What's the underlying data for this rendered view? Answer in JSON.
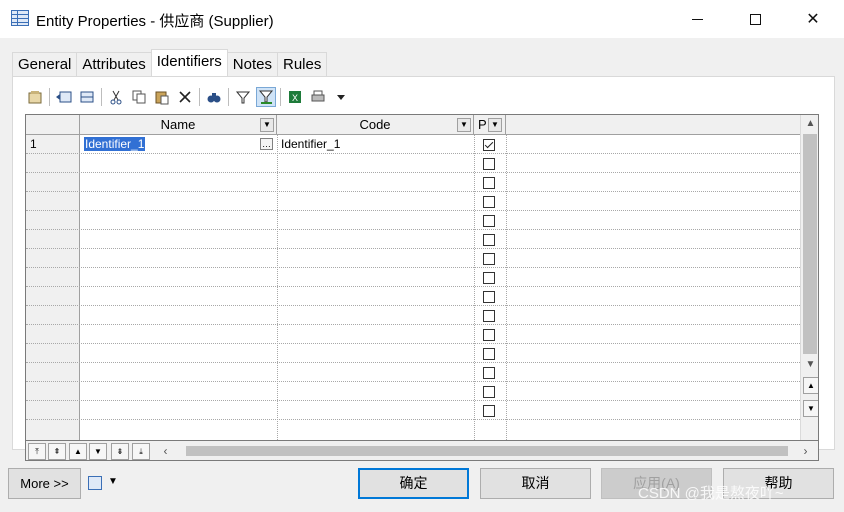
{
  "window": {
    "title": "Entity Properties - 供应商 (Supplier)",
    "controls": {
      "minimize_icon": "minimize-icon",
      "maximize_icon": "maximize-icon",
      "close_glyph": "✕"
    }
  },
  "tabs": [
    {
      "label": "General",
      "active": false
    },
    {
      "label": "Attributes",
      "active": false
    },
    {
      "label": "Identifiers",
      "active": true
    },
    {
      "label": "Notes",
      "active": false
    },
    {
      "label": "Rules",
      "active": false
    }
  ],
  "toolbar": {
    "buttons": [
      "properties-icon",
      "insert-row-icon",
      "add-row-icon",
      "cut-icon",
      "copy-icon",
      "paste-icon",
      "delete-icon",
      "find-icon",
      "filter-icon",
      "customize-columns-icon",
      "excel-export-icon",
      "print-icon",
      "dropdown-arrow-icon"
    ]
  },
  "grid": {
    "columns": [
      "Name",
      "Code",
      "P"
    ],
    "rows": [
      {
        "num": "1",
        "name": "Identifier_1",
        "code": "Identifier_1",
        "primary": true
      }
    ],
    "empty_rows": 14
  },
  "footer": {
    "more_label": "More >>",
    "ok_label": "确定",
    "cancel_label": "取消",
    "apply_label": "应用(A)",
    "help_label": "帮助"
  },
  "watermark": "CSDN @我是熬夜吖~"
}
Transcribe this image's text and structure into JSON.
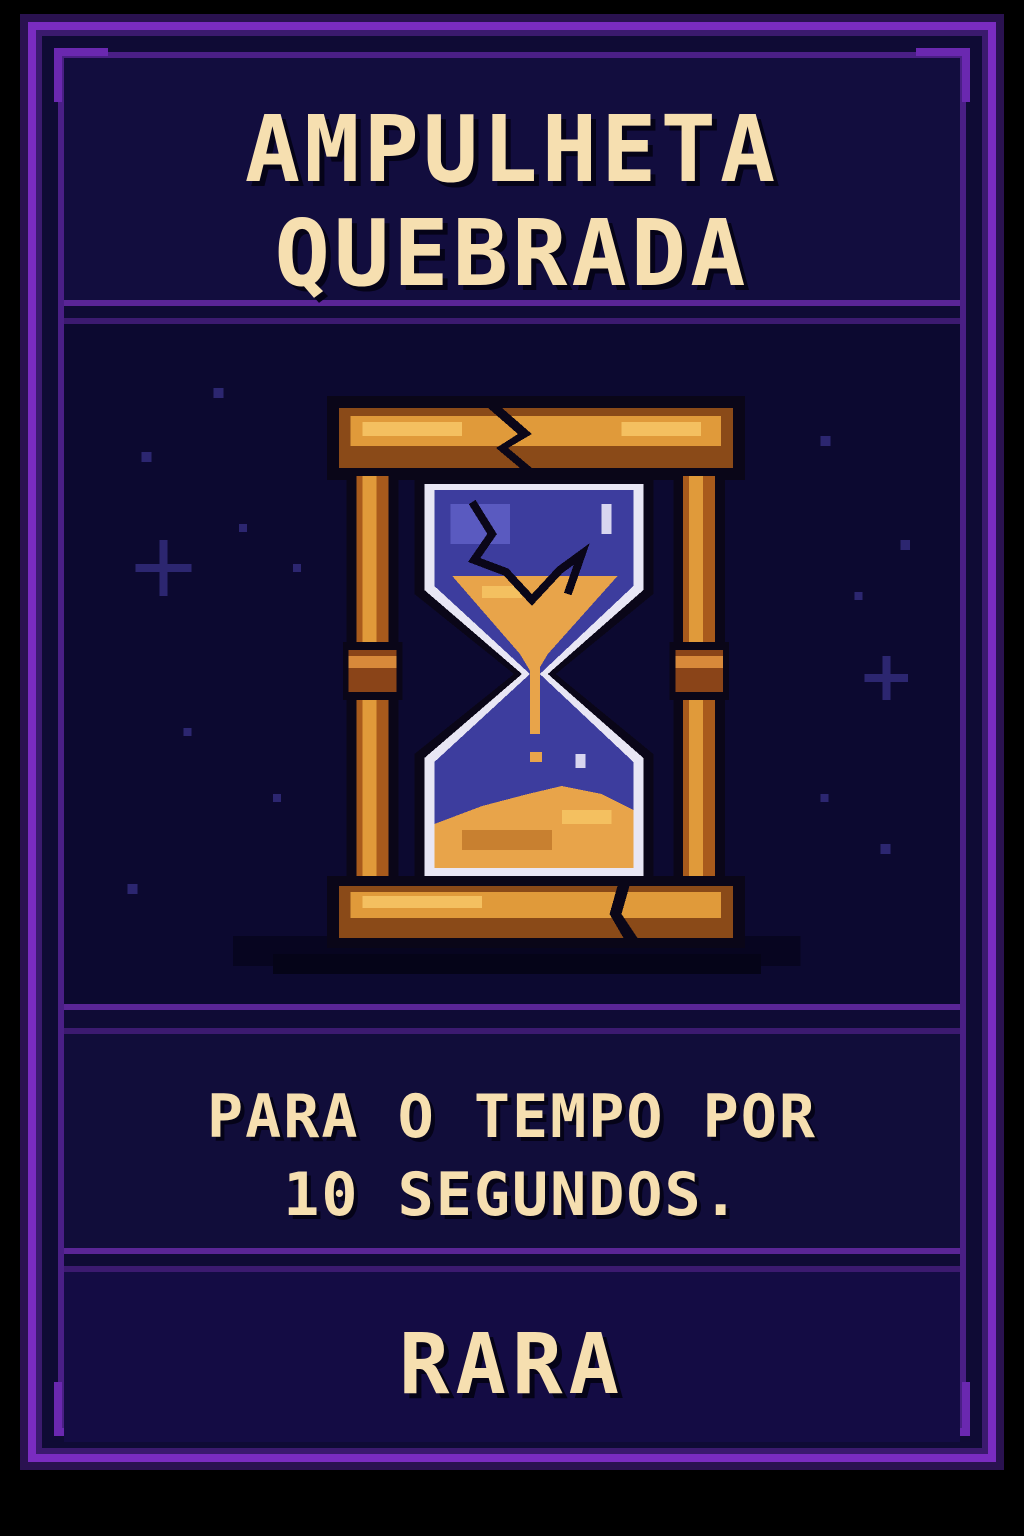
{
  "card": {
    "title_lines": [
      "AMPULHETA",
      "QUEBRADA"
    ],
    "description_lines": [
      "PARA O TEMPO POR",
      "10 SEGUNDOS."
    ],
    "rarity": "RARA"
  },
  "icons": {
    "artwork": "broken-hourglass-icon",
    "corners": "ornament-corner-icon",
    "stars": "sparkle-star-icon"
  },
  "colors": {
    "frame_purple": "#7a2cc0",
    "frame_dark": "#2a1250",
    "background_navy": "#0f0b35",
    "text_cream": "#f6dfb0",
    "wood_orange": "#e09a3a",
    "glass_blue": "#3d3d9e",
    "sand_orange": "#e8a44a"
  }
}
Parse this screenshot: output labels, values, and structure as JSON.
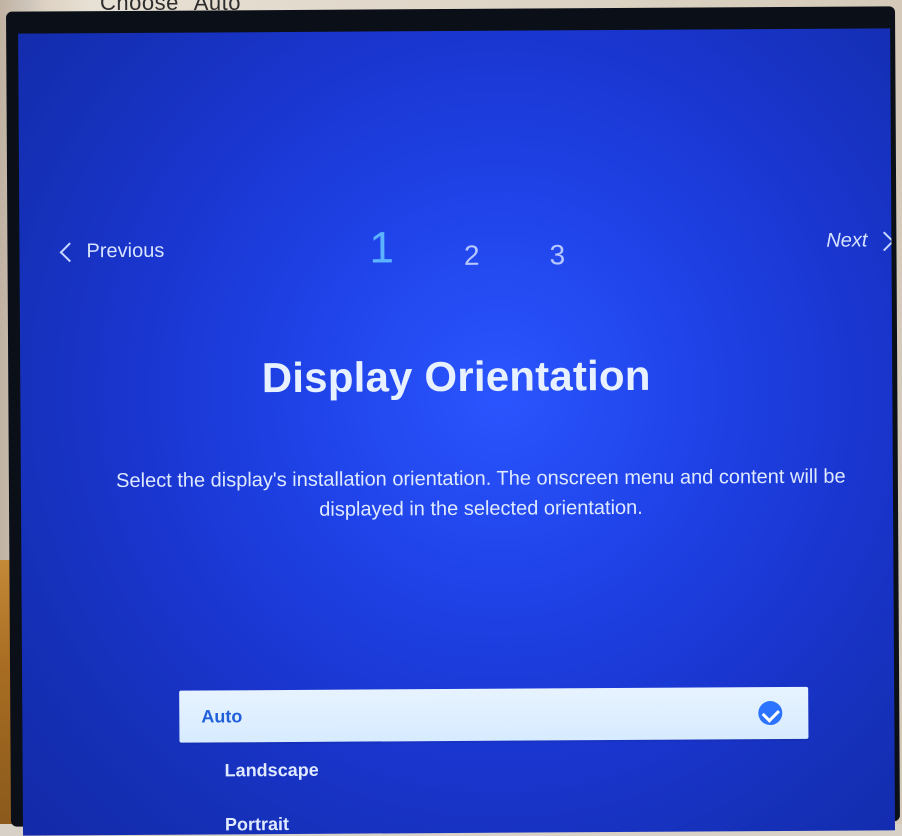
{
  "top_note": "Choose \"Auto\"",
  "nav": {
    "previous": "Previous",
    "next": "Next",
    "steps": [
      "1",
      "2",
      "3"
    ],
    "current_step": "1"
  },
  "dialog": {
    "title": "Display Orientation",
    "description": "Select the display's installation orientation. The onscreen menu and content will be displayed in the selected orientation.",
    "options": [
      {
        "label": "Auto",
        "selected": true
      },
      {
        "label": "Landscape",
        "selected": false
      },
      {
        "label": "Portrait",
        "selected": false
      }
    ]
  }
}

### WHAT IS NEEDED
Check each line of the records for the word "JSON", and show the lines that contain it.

### ANSWER SECTION
What's the underlying data for this rendered view? Answer in JSON.
Transcribe this image's text and structure into JSON.
Parse this screenshot: output labels, values, and structure as JSON.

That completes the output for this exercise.